Sunday, July 17, 2011
#16 Sudanese Students
For the past 2 days I have been interviewing student on scholarship from KH. I’ve heard heart-rending stories, but I today want to write just about the students from Sudan—4 boys in form 3 Archbishop Ndingi and 1 girl in form 1 at SFG.
Elizabeth Nyarach is 19 and the first girl in her village to attend high school. Not just to attend high school, but to leave her village, her country, her comfort (?) zone and go to a new country, essentially alone, except for a cousin in Nakuru. That takes courage—the fire in the belly! And she has it. She’s very bright and incredibly studious. She arrived late, due to delays getting from Sudan.
Her father and 2 brothers died in the fight for independence, after which she, her mother and 4 sisters fled to the camps in Kenya. She stayed there until only recently, when they all returned to Sudan. She had been schooled in the camps, but I’m told those schools are no longer. In an effort to get the residents to return to Sudan the powers-that-be have made it less hospitable. Bt her education there is surprisingly good. Her English is quite good, but she and the 4 boys as well are struggling with Kiswahili, required in the Kenyan system and begun in kindergarten by Kenyan children.

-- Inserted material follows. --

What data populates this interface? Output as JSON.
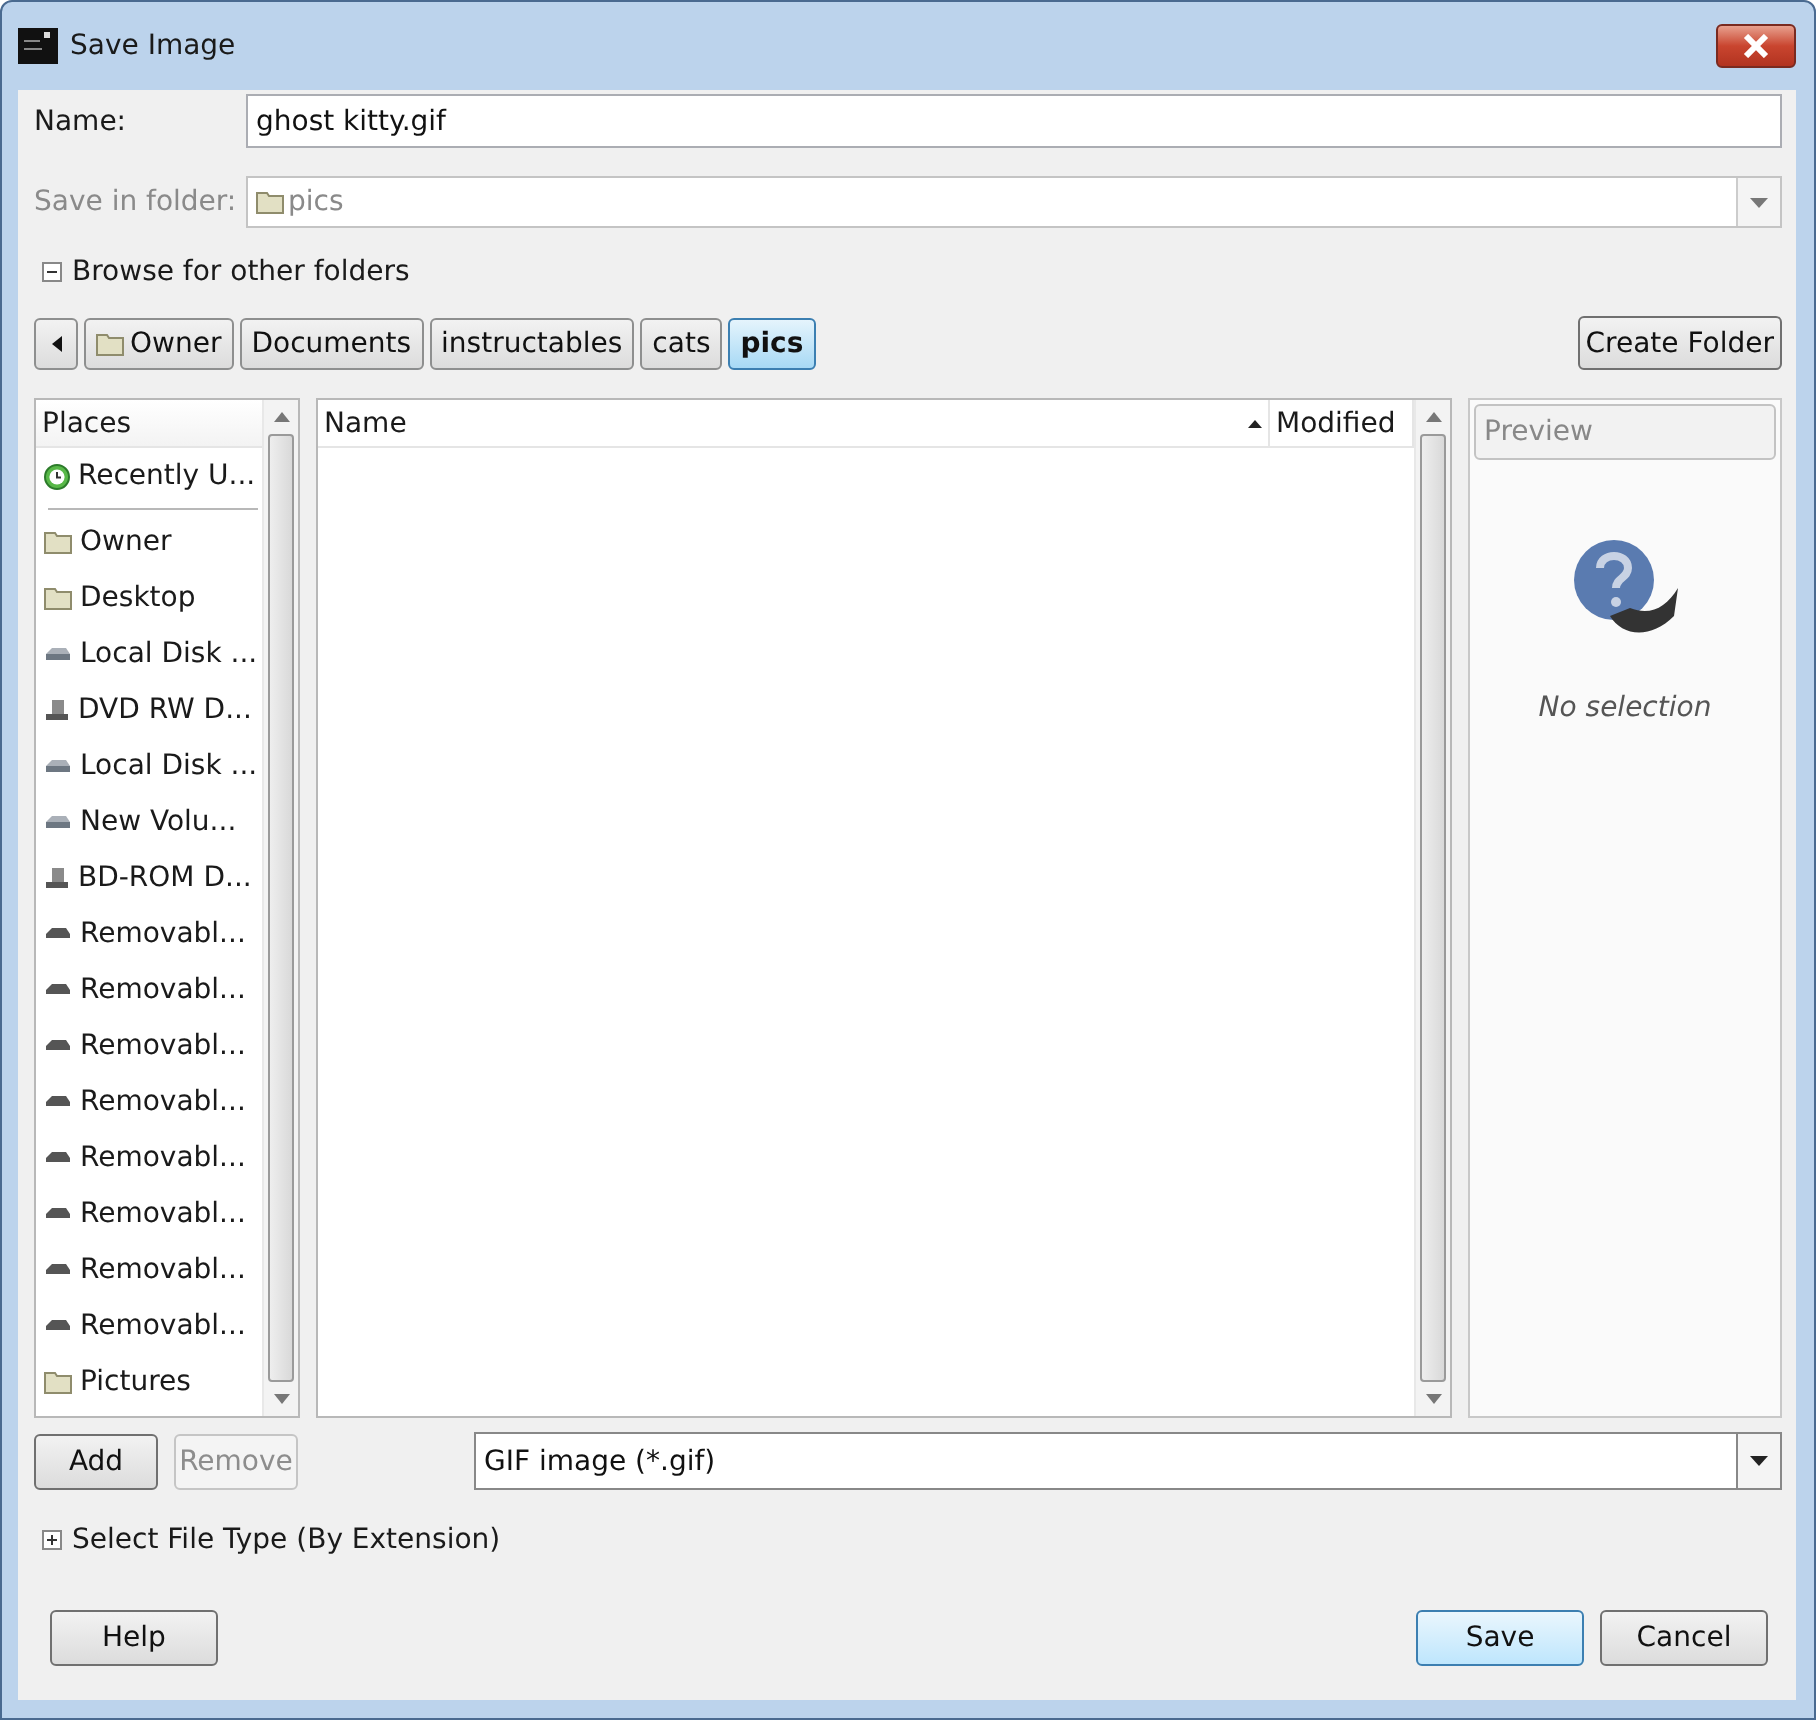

As we talked yesterday, I began to think of the enormous culture shock she must be dealing with. I began to ask questions. Had you ever slept in a bed before coming here? “I slept in my first bed when I came to a cousin in Nakuru, just before coming here.“ Do you like it? “Oh, yes!”. Had you seen running water? “No” Electric lights? Chairs? Flush toilets? Showers? Schools? “No” to all of these. “My people have never even heard of a school, so they don’t understand why it’s important.“ What do you think about wearing trousers in forms 3 and 4? “Oh, I’d be beaten.” She didn’t quite understand the question. No I mean what will it be like for you to wear them here at school? “When I first came here I thought they were smart (cool). I am eager to wear them” She had never seen a woman wearing trousers. When you finish school here and return to Sudan will you be free to marry the man of your choice? “No, the father can force the girl to marry an old man, often over 50. She has no choice.” Since her father and brothers have died, it is the uncle (“a bad man” according to Elizabeth) who has that authority. As you can imagine that cut me deeply, for such a pioneer in her community to still be under those constraints is hard for me to swallow—and I’m sure harder for her. Now that the lid is off the box and she has peaked out to see what the rest of the world is like for women. She can’t go meekly back into the box!
So, nothing ventured, nothing gained, as I was interviewing the 4 Sudanese boys from Ndingi yesterday, an inspiration sat on my tongue, as it were. In each interview I first talked about their position in Sudan when they return. Having a high school education will position them very well to be leaders, not just in their village, but also in the country as a whole. Too bad, in fact that they have 1 more year to complete. Having discussed how valuable they will be to their emerging country and how necessary it is for the leadership to be persons of integrity, caring most for the people and not for themselves. They are all that kind of man. I just hope they can retain those values and not be victims of the “power corrupts…” reality. Then I talked about Elizabeth and the status of women in their society. “You 4 have to help her, support her. She can’t go back and be the submissive woman they will expect. You have to be prepared to convince the movers and shakers that they must use that valuable resource their women represent. No longer can the men of Sudan view women as objects for their sexual pleasure and servants to satisfy their every whim.” I worried about whether I was stepping over the line with them, but in fact it was an experience just to watch the expressions on their faces as I talked. They listened! They too have seen women who are independent, capable, bright, contributing to the fabric of Kenya. At first I think they had a problem being taught by women. They’ve made that adjustment. I really pled the case for Elizabeth, b/c it will be very hard for her. Yet she wants to return, to be of service to her country. Unless I’ve misread them completely, and I don’t think I have, they got it. To each I said, “If you are free to marry the woman you love and who loves you in return, you will be infinitely happier that if your wife was forced to marry you. Women know, even in societies like yours, that they have more worth that is awarded them. Women have ways to insinuate themselves that men never even suspect. Much better to see your marriage as a partnership, working together for the common good.” Each of them smiled at that thought. They have seen. They can’t go back into that box either.
How I wish I were younger and could speak their language. I would go to Sudan in a heartbeat when Gabriel establishes his school, to teach and do my bit of rabble-rousing! Probably just as well it’s not in the cards for me. I might find myself amidst a rabble not in agreement!
PS I finished writing this while at SFG, at my desk in the staff room. I passed it around for the teachers to read and was so touched by the response. Maureen, math teacher, was in tears. Several of the men came to talk to me and discuss how they can support Elizabeth here. I think this is something important that will be followed up both at SFG and Ndingi.